For at-risk families, where a prior case of TTD has been confirmed, prenatal diagnosis may be considered. In utero biopsy of fetal eyebrow hairs was reported showing typical “tiger-tail” banding pattern on polarized microscopy and low content of the sulfur containing amino acid cystine in a family with TTD and normal DNA repair (Quintero, Morales, Gilbert-Barness, et al. 2000). If the molecular defect is known, DNA based methods can be used. Prenatal diagnosis of TTD has been reported based on analysis of the DNA repair gene defect in chorionic villi or in amniocenteses samples in families with an affected child (Sarasin, Blanchet-Bardon, Renault, et al. 1992; Kleijer, van der Sterre, Garritsen, et al. 2007).
This current study has several limitations. The small number of patients may not reflect the pregnancy or prenatal screening findings of the majority of TTD pregnancies. In rare disorders, the most phenotypically severe patients are often the first to be identified and studied. Pregnancies and neonates with milder manifestations of the disease may not be recognized.

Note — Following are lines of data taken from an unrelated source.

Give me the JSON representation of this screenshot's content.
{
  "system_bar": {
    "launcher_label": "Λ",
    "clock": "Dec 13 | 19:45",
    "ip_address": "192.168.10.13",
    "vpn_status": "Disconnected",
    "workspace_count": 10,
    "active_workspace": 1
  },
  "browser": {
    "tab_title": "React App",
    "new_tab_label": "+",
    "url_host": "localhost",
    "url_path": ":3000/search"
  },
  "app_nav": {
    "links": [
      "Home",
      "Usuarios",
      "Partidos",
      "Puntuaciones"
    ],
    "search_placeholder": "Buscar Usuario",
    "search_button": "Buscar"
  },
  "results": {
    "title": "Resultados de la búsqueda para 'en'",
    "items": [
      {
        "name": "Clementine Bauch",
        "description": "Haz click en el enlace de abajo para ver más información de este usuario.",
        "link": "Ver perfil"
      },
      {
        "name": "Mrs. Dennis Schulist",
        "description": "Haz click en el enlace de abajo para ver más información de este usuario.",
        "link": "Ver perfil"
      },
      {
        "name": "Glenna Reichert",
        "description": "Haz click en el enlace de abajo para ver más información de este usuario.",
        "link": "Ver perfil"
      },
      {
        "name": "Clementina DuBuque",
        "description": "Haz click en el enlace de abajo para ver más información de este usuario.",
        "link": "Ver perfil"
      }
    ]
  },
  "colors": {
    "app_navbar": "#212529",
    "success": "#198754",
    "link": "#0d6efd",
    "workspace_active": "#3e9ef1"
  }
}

Since only 10 of 27 TTD pregnancies had maternal serum screening, more screened pregnancies with TTD will need to be assessed. However the 17 TTD pregnancies where screening results were not available had similar frequencies of complications.
TTD is quickly and easily diagnosed by identification of tiger tail banding with simple examination of hair shafts under polarizing microscopy. We hope that increased awareness of these TTD related pregnancy and neonatal complications will raise the index of suspicion for TTD diagnosis. Early diagnosis of TTD in a neonate may be helpful for the detection of co-morbidities and for counseling in subsequent pregnancies.
This research was supported by the Intramural Research Program of the Center for Cancer Research and the Division of Cancer Epidemiology and Genetics, National Cancer Institute, the National Human Genome Research Institute, and the National Eye Institute, National Institutes of Health (NIH), Bethesda, MD. Support for author Zhou was made possible through the Clinical Research Training Program, a public-private partnership supported jointly by the NIH and Pfizer Inc (via a grant to the Foundation for NIH from Pfizer Inc). We thank Dr. Amy Thompson for assistance in compiling data on eye abnormalities in the patients.